operations, nondeterministic finite automata (NFA), DFAs are equivalent to
NFAs.

Sipser, Section 1


3/4

Regular
expressions, regular languages are equivalent to regular expressions,
nonregular languages: the pumping lemma,

Sipser, Section 2, note on MyhillNerode
Theorem [Trevisan and Williams, Stanford
course].



3/11

MyhillNerode
theorem, minimization of DFA's, ContextFree Grammars (CFG), context free
languages (CFL), ambiguity of CFGs.
Starting
computability, Turing machines.

Sipser, Sec. 2, 3, 4.
Alan
Turing's original 1936 paper!!



Part 2: Computability

3/18

Turing
machines formally, levels of descriptions and examples.
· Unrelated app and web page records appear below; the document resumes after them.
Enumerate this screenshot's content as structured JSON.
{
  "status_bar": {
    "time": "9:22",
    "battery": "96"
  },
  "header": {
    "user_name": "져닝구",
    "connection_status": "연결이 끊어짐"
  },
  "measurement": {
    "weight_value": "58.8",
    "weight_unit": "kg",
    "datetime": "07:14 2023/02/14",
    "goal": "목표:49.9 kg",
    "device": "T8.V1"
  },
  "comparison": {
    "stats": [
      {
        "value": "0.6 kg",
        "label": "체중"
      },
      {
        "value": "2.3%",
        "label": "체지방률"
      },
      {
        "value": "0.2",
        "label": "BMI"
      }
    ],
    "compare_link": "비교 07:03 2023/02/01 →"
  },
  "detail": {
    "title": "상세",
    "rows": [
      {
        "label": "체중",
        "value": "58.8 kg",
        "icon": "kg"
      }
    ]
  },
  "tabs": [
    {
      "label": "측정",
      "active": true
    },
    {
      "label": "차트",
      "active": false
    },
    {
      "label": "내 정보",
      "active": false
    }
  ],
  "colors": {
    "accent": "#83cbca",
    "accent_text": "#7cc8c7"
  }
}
Equivalence to other
variants, decidability, recognizability, and enumeration.

Sipser Chapter 5


3/25

Describing
TMs, ChurchTuring Thesis, Hilbert's 10th problem, decidable & undecidable
languages, counting and diagonaliztaion, Acceptance problem is undecidable.

Sipser Chapter 5



4/1

Reductions,
Halting problem, Rice Theorem, reductions via configuration transcript,
manyone reductions

Sipser Chapter 5,6



Part 3: Logic and provability

4/8

Propositional
logic, semantics, propositional sequent calculus, soundness and completeness,
compactness.

Cook, Nguyen, ASL, Cambridge press, 2010: Chapter 1


4/15

Midterm
exam



4/22

Firstorder
logic, models, firstorder sequent calculus, soundness and completeness.

Cook, Nguyen, Chapter 1



Part
4: Computational Complexity

4/29

Intro to complexity, Time complexity, Time bounds for TMs,
Relations between 1 and ktape TMs: f^2 simulation, The class P=PTIME,
Polynomial reductions, The class NP, verifiers, short certificates, NP vs. P
problem, importance, NP completeness, SAT is NP complete: CookLevin theorem,
Recap of known polynomial reductions, coNP

Sipser Chapter 7


5/6

Space
Complexity, definition of model, Savitch Theorem
(‘71), Reachability, PSPACE, PSPACE completeness, Validity of Quantified Boolean
Formulas (TQBF) is PSPACE complete, L, NL, directed stconnectivity, NL vs.
L.

Sipser Chapter 8



5/13

Logspace
reductions, NL completeness, directed st connectivity is NL complete, NL=coNL (ImmermanSzlepeceney
’87), Hierarchy theorems: Space hierarchy, NL proper subclass of
PSPACE. PSPACE proper subclass of EXPSPACE.

Sipser Chapter 8, 9



5/20

Time hierarchy: Time(f(n)) proper subclass of Time(g(n))
if f(n)=o(g(n)log (f(n))) [by padding improve to f(n)=o(g(n))]. Cor: P proper subclass of EXPTIME, Relativizations:
BakerGilSolovay Theorem, Boolean circuit
complexity.

Sipser Chapter 9



5/27

Shannon circuit lower bound (counting), TIME(f(n))
implies circuitsize O(f^{2}(n)), Probabilistic algorithms, BPP,
success probability amplification

Sipser Chapter 9,10



6/3

Interactive proofs, definition of model, IP=PSAPCE

Sipser Chapter 10







1. The textbook for the class is Michael Sipser's excellent Introduction to the Theory
of Computation, second
edition.
Additional references:
2. For Turing Machines and Complexity Theory, you might consult another excellent book: Christos Papadimitriou's Computational Complexity.
3.
For automata theory, regular
languages and context free grammars, you might consult the classical: Introduction
to Automata Theory, Languages, and Computation (2nd Edition), by John E. Hopcroft, Rajeev Motwani, Jeffrey
D. Ullman; (the first edition by Aho, Hopcroft and Ullman is recommended).
4.
A potential classic, and more advanced
text on computational complexity is: Sanjeev Arora & Boaz Barak's Computational Complexity: A Modern
Approach (a draft of which can be found online). Additional
references will be posted here.
5.
Stephen Cook, Phuong Nguyen. Logical
foundations of proof complexity, ASL, Cambridge press, 2010.
General interest: